Can I lawfully deny a Breathalyzer test?
If you have been stopped for a DUI in Georgia, one of your first thoughts will likely be, do I need to submit to the breath, blood, or urine test? Knowing your right of refusal when it comes to chemical testing is essential for protection of your legal rights. In the state of Georgia, like all other states, there are what are known as “implied consent laws.” Implied consent laws essentially hold that by driving on Georgia roads, you automatically agree to take a chemical test to detect alcohol in your system. Implied consent laws have limitations, however, which our Atlanta DUI lawyers discuss below.
Implied Consent Notice
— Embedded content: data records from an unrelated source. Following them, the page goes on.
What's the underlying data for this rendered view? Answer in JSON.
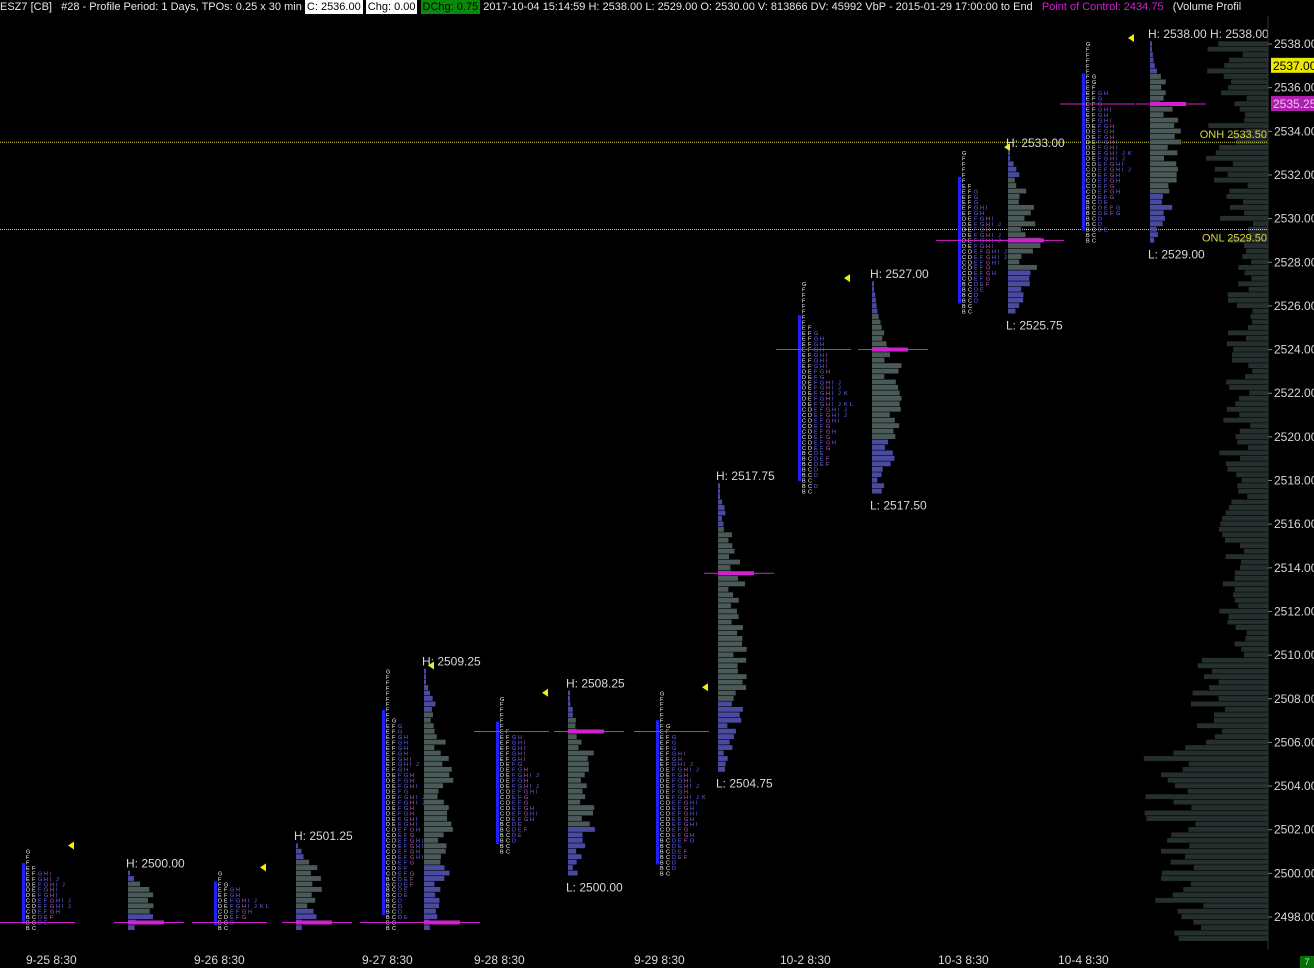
{
  "header": {
    "symbol": "ESZ7 [CB]",
    "info": "#28 - Profile Period: 1 Days, TPOs: 0.25 x 30 min",
    "close": "C: 2536.00",
    "change": "Chg: 0.00",
    "dchange": "DChg: 0.75",
    "stats": "2017-10-04 15:14:59 H: 2538.00 L: 2529.00 O: 2530.00 V: 813866 DV: 45992 VbP - 2015-01-29  17:00:00 to End",
    "poc": "Point of Control: 2434.75",
    "study": "(Volume Profil"
  },
  "colors": {
    "background": "#000000",
    "tpo_early": "#ffffff",
    "tpo_late": "#6a6aff",
    "tpo_mid": "#c060c0",
    "volume_bar": "#4a5a58",
    "volume_bar_late": "#4a4aa0",
    "poc": "#d020d0",
    "value_area": "#2020ff",
    "overnight_line": "#d8d840",
    "current_price_bg": "#e8e800",
    "poc_price_bg": "#b020b0"
  },
  "price_axis": {
    "ticks": [
      "2538.00",
      "2536.00",
      "2534.00",
      "2532.00",
      "2530.00",
      "2528.00",
      "2526.00",
      "2524.00",
      "2522.00",
      "2520.00",
      "2518.00",
      "2516.00",
      "2514.00",
      "2512.00",
      "2510.00",
      "2508.00",
      "2506.00",
      "2504.00",
      "2502.00",
      "2500.00",
      "2498.00"
    ],
    "current_price": "2537.00",
    "poc_price": "2535.25"
  },
  "overnight": {
    "onh_label": "ONH  2533.50",
    "onl_label": "ONL  2529.50",
    "onh": 2533.5,
    "onl": 2529.5
  },
  "date_axis": [
    "9-25  8:30",
    "9-26  8:30",
    "9-27  8:30",
    "9-28  8:30",
    "9-29  8:30",
    "10-2  8:30",
    "10-3  8:30",
    "10-4  8:30"
  ],
  "sessions": [
    {
      "high_label": "",
      "low_label": "",
      "high": 2501.0,
      "low": 2497.5,
      "poc": 2497.75
    },
    {
      "high_label": "H: 2500.00",
      "low_label": "",
      "high": 2500.0,
      "low": 2497.5,
      "poc": 2497.75
    },
    {
      "high_label": "H: 2501.25",
      "low_label": "",
      "high": 2501.25,
      "low": 2497.5,
      "poc": 2497.75
    },
    {
      "high_label": "H: 2509.25",
      "low_label": "",
      "high": 2509.25,
      "low": 2497.5,
      "poc": 2497.75
    },
    {
      "high_label": "",
      "low_label": "",
      "high": 2508.0,
      "low": 2501.0,
      "poc": 2506.5
    },
    {
      "high_label": "H: 2508.25",
      "low_label": "L: 2500.00",
      "high": 2508.25,
      "low": 2500.0,
      "poc": 2506.5
    },
    {
      "high_label": "H: 2517.75",
      "low_label": "L: 2504.75",
      "high": 2517.75,
      "low": 2504.75,
      "poc": 2513.75
    },
    {
      "high_label": "H: 2527.00",
      "low_label": "L: 2517.50",
      "high": 2527.0,
      "low": 2517.5,
      "poc": 2524.0
    },
    {
      "high_label": "H: 2533.00",
      "low_label": "L: 2525.75",
      "high": 2533.0,
      "low": 2525.75,
      "poc": 2529.0
    },
    {
      "high_label": "H: 2538.00",
      "low_label": "L: 2529.00",
      "high": 2538.0,
      "low": 2529.0,
      "poc": 2535.25
    }
  ],
  "current_high_label": "H: 2538.00",
  "corner_badge": "7"
}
If you are lawfully arrested for driving under the influence, or you are involved in a serious accident, you must lawfully comply with the arresting officer’s request for a blood, breath, or urine test. However, before the test can be completed, the officer must recite to you Georgia’s implied consent notice. This notice states that you are required to submit to testing and lists the penalties you will be subjected to should you fail to comply. You must then give your consent before the test is administered.
Should the officer fail to give you the requisite implied consent notice, generally the results of your test will not be admissible in court. Even further, the Department of Driver Services will not usually be able to suspend your license based on your refusal of the test or the results of the test if you were not given proper notice.
Your Right to Refuse the Test
Your blood, urine, or breath can only be taken and submitted for testing with your voluntary consent. You have the absolute right to refuse to submit to a chemical test, but know that your refusal will come with consequences. In refusing the test, your license will likely be suspended and your refusal will be used against you in court, with the prosecutor likely presenting it as an indication of guilt.
For those that comply with the test, you additionally have the right to request an independent chemical test, at your expense. You can select from a blood, breath, or urine test. Should you request an independent test, the arresting officer must make reasonable accommodations to allow you the test. If you are not permitted an independent test, the court will look at whether your request for the independent test was reasonable. Contact an experienced DUI attorney for more information about Georgia’s implied consent laws.